• Problem statement: Write out every entry precisely as given, leaving the pictures out.

• Data to process:
______

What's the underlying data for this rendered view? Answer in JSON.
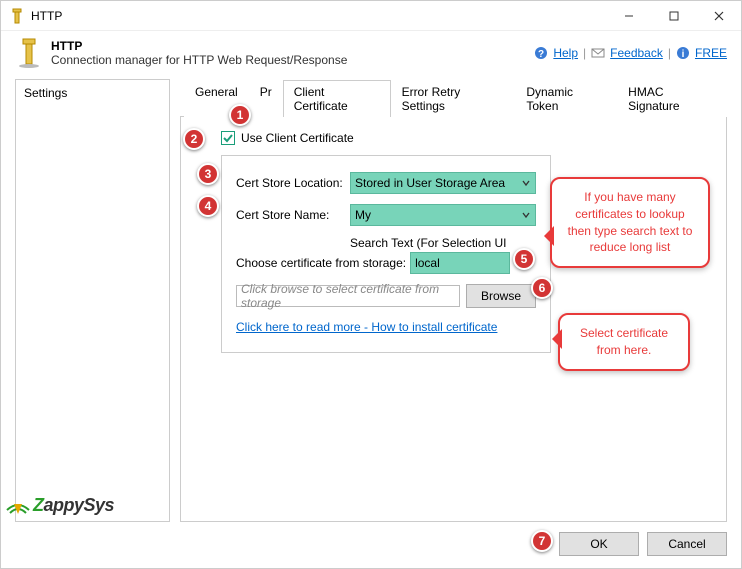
{
  "window": {
    "title": "HTTP"
  },
  "header": {
    "title": "HTTP",
    "subtitle": "Connection manager for HTTP Web Request/Response"
  },
  "help": {
    "help": "Help",
    "feedback": "Feedback",
    "free": "FREE"
  },
  "sidebar": {
    "items": [
      "Settings"
    ]
  },
  "tabs": {
    "items": [
      "General",
      "Pr",
      "Client Certificate",
      "Error Retry Settings",
      "Dynamic Token",
      "HMAC Signature"
    ],
    "active_index": 2
  },
  "form": {
    "use_client_cert_label": "Use Client Certificate",
    "use_client_cert_checked": true,
    "store_location_label": "Cert Store Location:",
    "store_location_value": "Stored in User Storage Area",
    "store_name_label": "Cert Store Name:",
    "store_name_value": "My",
    "search_label": "Search Text (For Selection UI",
    "search_value": "local",
    "choose_label": "Choose certificate from storage:",
    "choose_placeholder": "Click browse to select certificate from storage",
    "browse_label": "Browse",
    "readmore_label": "Click here to read more - How to install certificate"
  },
  "callouts": {
    "c1": "If you have many certificates to lookup then type search text to reduce long list",
    "c2": "Select certificate from here."
  },
  "markers": {
    "m1": "1",
    "m2": "2",
    "m3": "3",
    "m4": "4",
    "m5": "5",
    "m6": "6",
    "m7": "7"
  },
  "footer": {
    "ok": "OK",
    "cancel": "Cancel"
  },
  "logo": {
    "text1": "Z",
    "text2": "appySys"
  }
}
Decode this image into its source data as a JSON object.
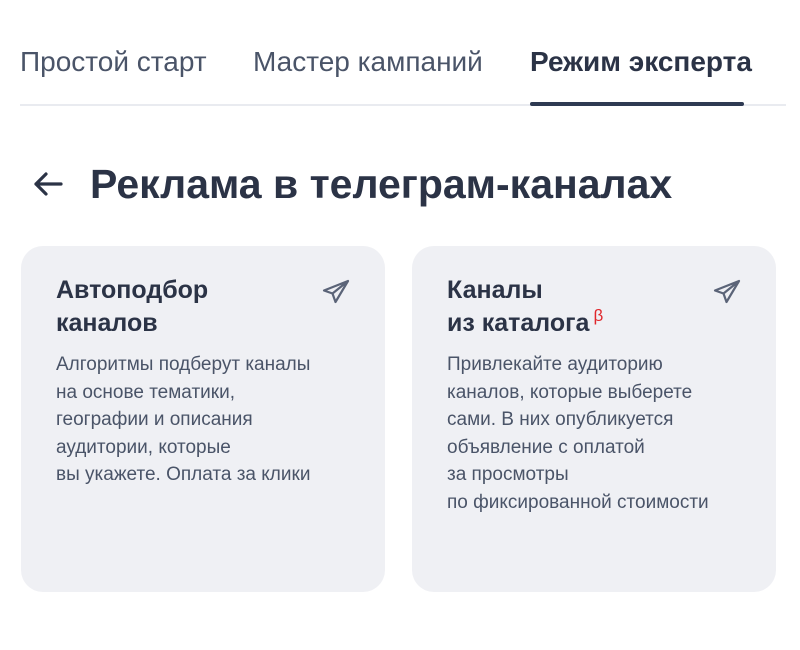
{
  "tabs": [
    {
      "label": "Простой старт"
    },
    {
      "label": "Мастер кампаний"
    },
    {
      "label": "Режим эксперта"
    }
  ],
  "active_tab": "Режим эксперта",
  "header": {
    "back_icon": "arrow-left-icon",
    "title": "Реклама в телеграм-каналах"
  },
  "cards": [
    {
      "title_lines": [
        "Автоподбор",
        "каналов"
      ],
      "description_lines": [
        "Алгоритмы подберут каналы",
        "на основе тематики,",
        "географии и описания",
        "аудитории, которые",
        "вы укажете. Оплата за клики"
      ],
      "icon": "telegram-icon"
    },
    {
      "title_lines": [
        "Каналы",
        "из каталога"
      ],
      "badge": "β",
      "description_lines": [
        "Привлекайте аудиторию",
        "каналов, которые выберете",
        "сами. В них опубликуется",
        "объявление с оплатой",
        "за просмотры",
        "по фиксированной стоимости"
      ],
      "icon": "telegram-icon"
    }
  ],
  "colors": {
    "text_primary": "#2b3346",
    "text_secondary": "#4a5468",
    "card_background": "#eff0f4",
    "beta_badge": "#e0262b",
    "icon_stroke": "#5b6478",
    "tab_underline": "#2e3a52"
  }
}
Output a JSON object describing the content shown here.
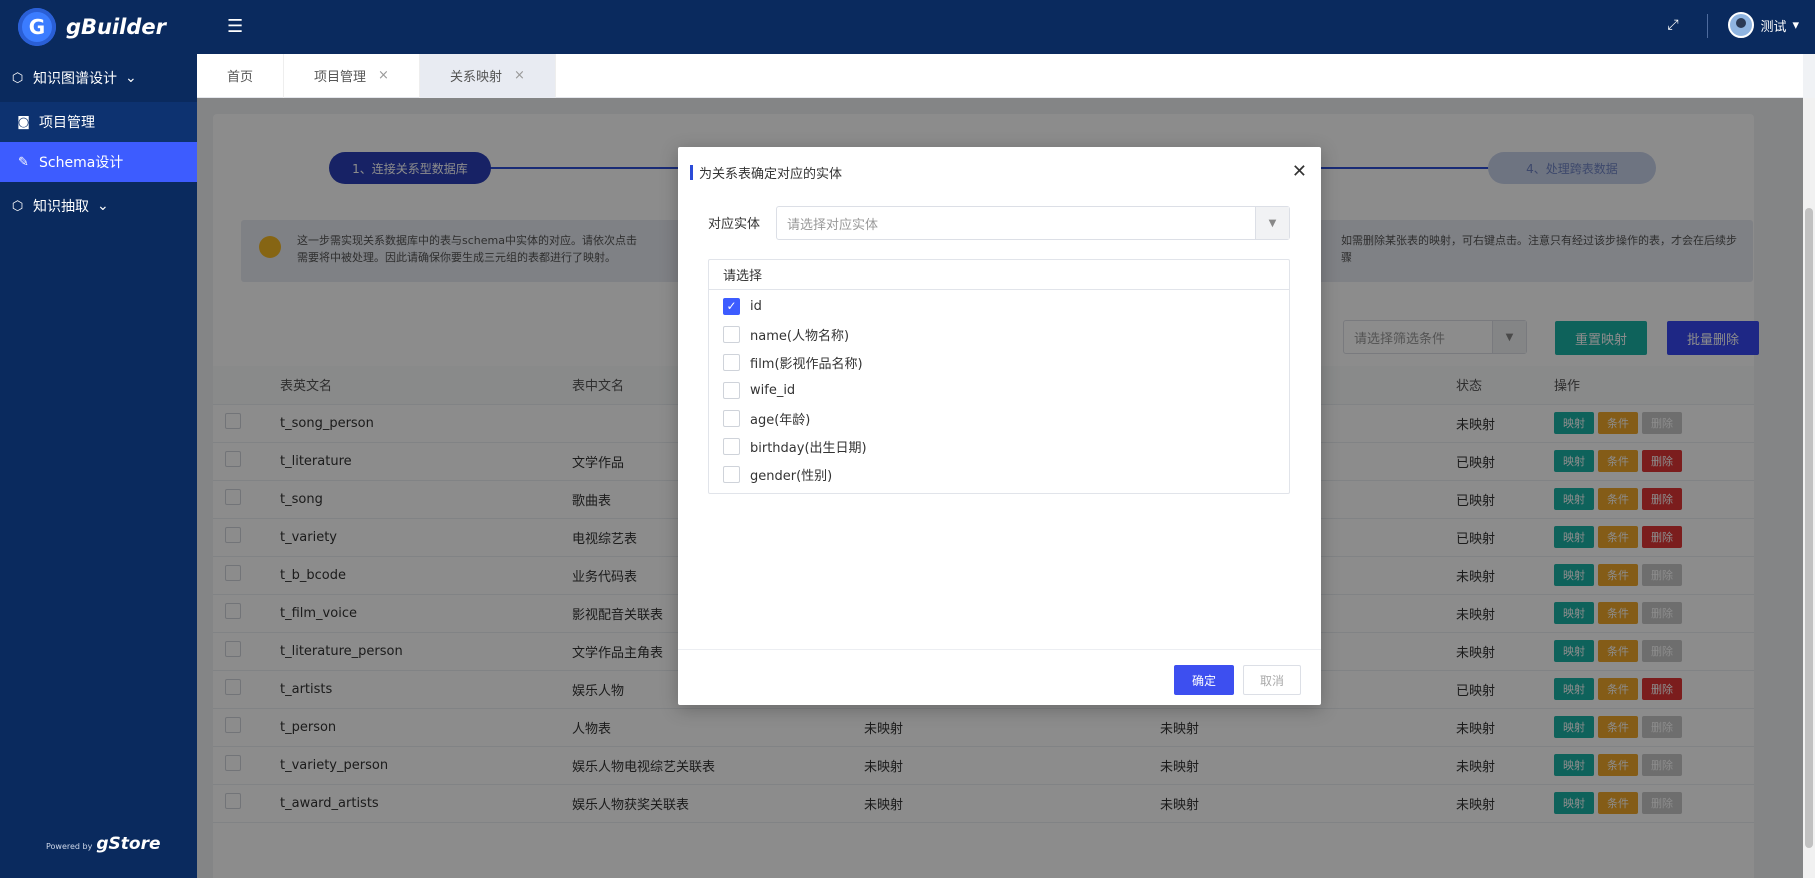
{
  "app": {
    "title": "gBuilder",
    "powered_by_label": "Powered by",
    "powered_by_name": "gStore"
  },
  "topbar": {
    "user_name": "测试"
  },
  "sidebar": {
    "groups": [
      {
        "label": "知识图谱设计",
        "items": [
          {
            "label": "项目管理"
          },
          {
            "label": "Schema设计"
          }
        ]
      },
      {
        "label": "知识抽取"
      }
    ]
  },
  "tabs": [
    {
      "label": "首页"
    },
    {
      "label": "项目管理"
    },
    {
      "label": "关系映射"
    }
  ],
  "steps": {
    "step1": "1、连接关系型数据库",
    "step4": "4、处理跨表数据"
  },
  "tip": {
    "left": "这一步需实现关系数据库中的表与schema中实体的对应。请依次点击需要将中被处理。因此请确保你要生成三元组的表都进行了映射。",
    "right": "如需删除某张表的映射，可右键点击。注意只有经过该步操作的表，才会在后续步骤"
  },
  "filter": {
    "placeholder": "请选择筛选条件",
    "remap_label": "重置映射",
    "batch_delete_label": "批量删除"
  },
  "table": {
    "headers": {
      "en_name": "表英文名",
      "cn_name": "表中文名",
      "status": "状态",
      "ops": "操作"
    },
    "op_labels": {
      "map": "映射",
      "cond": "条件",
      "del": "删除"
    },
    "rows": [
      {
        "en": "t_song_person",
        "cn": "",
        "c3": "",
        "c4": "",
        "status": "未映射",
        "mapped": false
      },
      {
        "en": "t_literature",
        "cn": "文学作品",
        "c3": "",
        "c4": "",
        "status": "已映射",
        "mapped": true
      },
      {
        "en": "t_song",
        "cn": "歌曲表",
        "c3": "",
        "c4": "",
        "status": "已映射",
        "mapped": true
      },
      {
        "en": "t_variety",
        "cn": "电视综艺表",
        "c3": "",
        "c4": "",
        "status": "已映射",
        "mapped": true
      },
      {
        "en": "t_b_bcode",
        "cn": "业务代码表",
        "c3": "",
        "c4": "",
        "status": "未映射",
        "mapped": false
      },
      {
        "en": "t_film_voice",
        "cn": "影视配音关联表",
        "c3": "",
        "c4": "",
        "status": "未映射",
        "mapped": false
      },
      {
        "en": "t_literature_person",
        "cn": "文学作品主角表",
        "c3": "",
        "c4": "",
        "status": "未映射",
        "mapped": false
      },
      {
        "en": "t_artists",
        "cn": "娱乐人物",
        "c3": "",
        "c4": "",
        "status": "已映射",
        "mapped": true
      },
      {
        "en": "t_person",
        "cn": "人物表",
        "c3": "未映射",
        "c4": "未映射",
        "status": "未映射",
        "mapped": false
      },
      {
        "en": "t_variety_person",
        "cn": "娱乐人物电视综艺关联表",
        "c3": "未映射",
        "c4": "未映射",
        "status": "未映射",
        "mapped": false
      },
      {
        "en": "t_award_artists",
        "cn": "娱乐人物获奖关联表",
        "c3": "未映射",
        "c4": "未映射",
        "status": "未映射",
        "mapped": false
      }
    ]
  },
  "modal": {
    "title": "为关系表确定对应的实体",
    "entity_label": "对应实体",
    "entity_placeholder": "请选择对应实体",
    "choose_title": "请选择",
    "options": [
      {
        "label": "id",
        "checked": true
      },
      {
        "label": "name(人物名称)",
        "checked": false
      },
      {
        "label": "film(影视作品名称)",
        "checked": false
      },
      {
        "label": "wife_id",
        "checked": false
      },
      {
        "label": "age(年龄)",
        "checked": false
      },
      {
        "label": "birthday(出生日期)",
        "checked": false
      },
      {
        "label": "gender(性别)",
        "checked": false
      }
    ],
    "ok_label": "确定",
    "cancel_label": "取消"
  }
}
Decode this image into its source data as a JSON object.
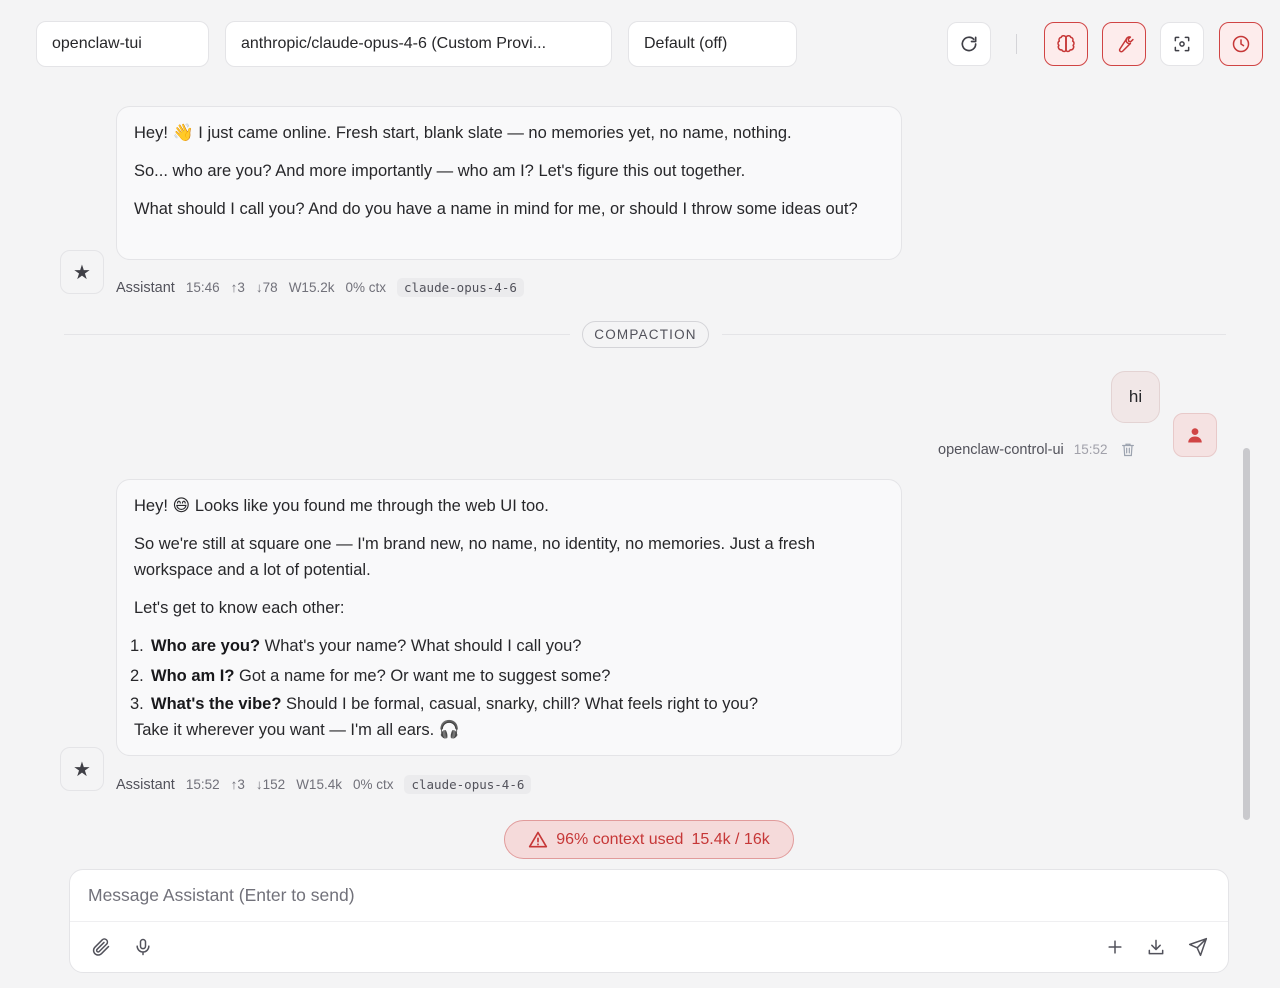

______

• Answer to this exercise:
What's the underlying data for this rendered view? Answer in JSON.
{
  "window": {
    "title": "HTTP"
  },
  "header": {
    "title": "HTTP",
    "subtitle": "Connection manager for HTTP Web Request/Response"
  },
  "help": {
    "help": "Help",
    "feedback": "Feedback",
    "free": "FREE"
  },
  "sidebar": {
    "items": [
      "Settings"
    ]
  },
  "tabs": {
    "items": [
      "General",
      "Pr",
      "Client Certificate",
      "Error Retry Settings",
      "Dynamic Token",
      "HMAC Signature"
    ],
    "active_index": 2
  },
  "form": {
    "use_client_cert_label": "Use Client Certificate",
    "use_client_cert_checked": true,
    "store_location_label": "Cert Store Location:",
    "store_location_value": "Stored in User Storage Area",
    "store_name_label": "Cert Store Name:",
    "store_name_value": "My",
    "search_label": "Search Text (For Selection UI",
    "search_value": "local",
    "choose_label": "Choose certificate from storage:",
    "choose_placeholder": "Click browse to select certificate from storage",
    "browse_label": "Browse",
    "readmore_label": "Click here to read more - How to install certificate"
  },
  "callouts": {
    "c1": "If you have many certificates to lookup then type search text to reduce long list",
    "c2": "Select certificate from here."
  },
  "markers": {
    "m1": "1",
    "m2": "2",
    "m3": "3",
    "m4": "4",
    "m5": "5",
    "m6": "6",
    "m7": "7"
  },
  "footer": {
    "ok": "OK",
    "cancel": "Cancel"
  },
  "logo": {
    "text1": "Z",
    "text2": "appySys"
  }
}
Decode this image into its source data as a JSON object.
{
  "tabs": [
    {
      "label": "Простой старт"
    },
    {
      "label": "Мастер кампаний"
    },
    {
      "label": "Режим эксперта"
    }
  ],
  "active_tab": "Режим эксперта",
  "header": {
    "back_icon": "arrow-left-icon",
    "title": "Реклама в телеграм-каналах"
  },
  "cards": [
    {
      "title_lines": [
        "Автоподбор",
        "каналов"
      ],
      "description_lines": [
        "Алгоритмы подберут каналы",
        "на основе тематики,",
        "географии и описания",
        "аудитории, которые",
        "вы укажете. Оплата за клики"
      ],
      "icon": "telegram-icon"
    },
    {
      "title_lines": [
        "Каналы",
        "из каталога"
      ],
      "badge": "β",
      "description_lines": [
        "Привлекайте аудиторию",
        "каналов, которые выберете",
        "сами. В них опубликуется",
        "объявление с оплатой",
        "за просмотры",
        "по фиксированной стоимости"
      ],
      "icon": "telegram-icon"
    }
  ],
  "colors": {
    "text_primary": "#2b3346",
    "text_secondary": "#4a5468",
    "card_background": "#eff0f4",
    "beta_badge": "#e0262b",
    "icon_stroke": "#5b6478",
    "tab_underline": "#2e3a52"
  }
}
Output a JSON object describing the content shown here.
{
  "app": {
    "title": "gBuilder",
    "powered_by_label": "Powered by",
    "powered_by_name": "gStore"
  },
  "topbar": {
    "user_name": "测试"
  },
  "sidebar": {
    "groups": [
      {
        "label": "知识图谱设计",
        "items": [
          {
            "label": "项目管理"
          },
          {
            "label": "Schema设计"
          }
        ]
      },
      {
        "label": "知识抽取"
      }
    ]
  },
  "tabs": [
    {
      "label": "首页"
    },
    {
      "label": "项目管理"
    },
    {
      "label": "关系映射"
    }
  ],
  "steps": {
    "step1": "1、连接关系型数据库",
    "step4": "4、处理跨表数据"
  },
  "tip": {
    "left": "这一步需实现关系数据库中的表与schema中实体的对应。请依次点击需要将中被处理。因此请确保你要生成三元组的表都进行了映射。",
    "right": "如需删除某张表的映射，可右键点击。注意只有经过该步操作的表，才会在后续步骤"
  },
  "filter": {
    "placeholder": "请选择筛选条件",
    "remap_label": "重置映射",
    "batch_delete_label": "批量删除"
  },
  "table": {
    "headers": {
      "en_name": "表英文名",
      "cn_name": "表中文名",
      "status": "状态",
      "ops": "操作"
    },
    "op_labels": {
      "map": "映射",
      "cond": "条件",
      "del": "删除"
    },
    "rows": [
      {
        "en": "t_song_person",
        "cn": "",
        "c3": "",
        "c4": "",
        "status": "未映射",
        "mapped": false
      },
      {
        "en": "t_literature",
        "cn": "文学作品",
        "c3": "",
        "c4": "",
        "status": "已映射",
        "mapped": true
      },
      {
        "en": "t_song",
        "cn": "歌曲表",
        "c3": "",
        "c4": "",
        "status": "已映射",
        "mapped": true
      },
      {
        "en": "t_variety",
        "cn": "电视综艺表",
        "c3": "",
        "c4": "",
        "status": "已映射",
        "mapped": true
      },
      {
        "en": "t_b_bcode",
        "cn": "业务代码表",
        "c3": "",
        "c4": "",
        "status": "未映射",
        "mapped": false
      },
      {
        "en": "t_film_voice",
        "cn": "影视配音关联表",
        "c3": "",
        "c4": "",
        "status": "未映射",
        "mapped": false
      },
      {
        "en": "t_literature_person",
        "cn": "文学作品主角表",
        "c3": "",
        "c4": "",
        "status": "未映射",
        "mapped": false
      },
      {
        "en": "t_artists",
        "cn": "娱乐人物",
        "c3": "",
        "c4": "",
        "status": "已映射",
        "mapped": true
      },
      {
        "en": "t_person",
        "cn": "人物表",
        "c3": "未映射",
        "c4": "未映射",
        "status": "未映射",
        "mapped": false
      },
      {
        "en": "t_variety_person",
        "cn": "娱乐人物电视综艺关联表",
        "c3": "未映射",
        "c4": "未映射",
        "status": "未映射",
        "mapped": false
      },
      {
        "en": "t_award_artists",
        "cn": "娱乐人物获奖关联表",
        "c3": "未映射",
        "c4": "未映射",
        "status": "未映射",
        "mapped": false
      }
    ]
  },
  "modal": {
    "title": "为关系表确定对应的实体",
    "entity_label": "对应实体",
    "entity_placeholder": "请选择对应实体",
    "choose_title": "请选择",
    "options": [
      {
        "label": "id",
        "checked": true
      },
      {
        "label": "name(人物名称)",
        "checked": false
      },
      {
        "label": "film(影视作品名称)",
        "checked": false
      },
      {
        "label": "wife_id",
        "checked": false
      },
      {
        "label": "age(年龄)",
        "checked": false
      },
      {
        "label": "birthday(出生日期)",
        "checked": false
      },
      {
        "label": "gender(性别)",
        "checked": false
      }
    ],
    "ok_label": "确定",
    "cancel_label": "取消"
  }
}
Decode this image into its source data as a JSON object.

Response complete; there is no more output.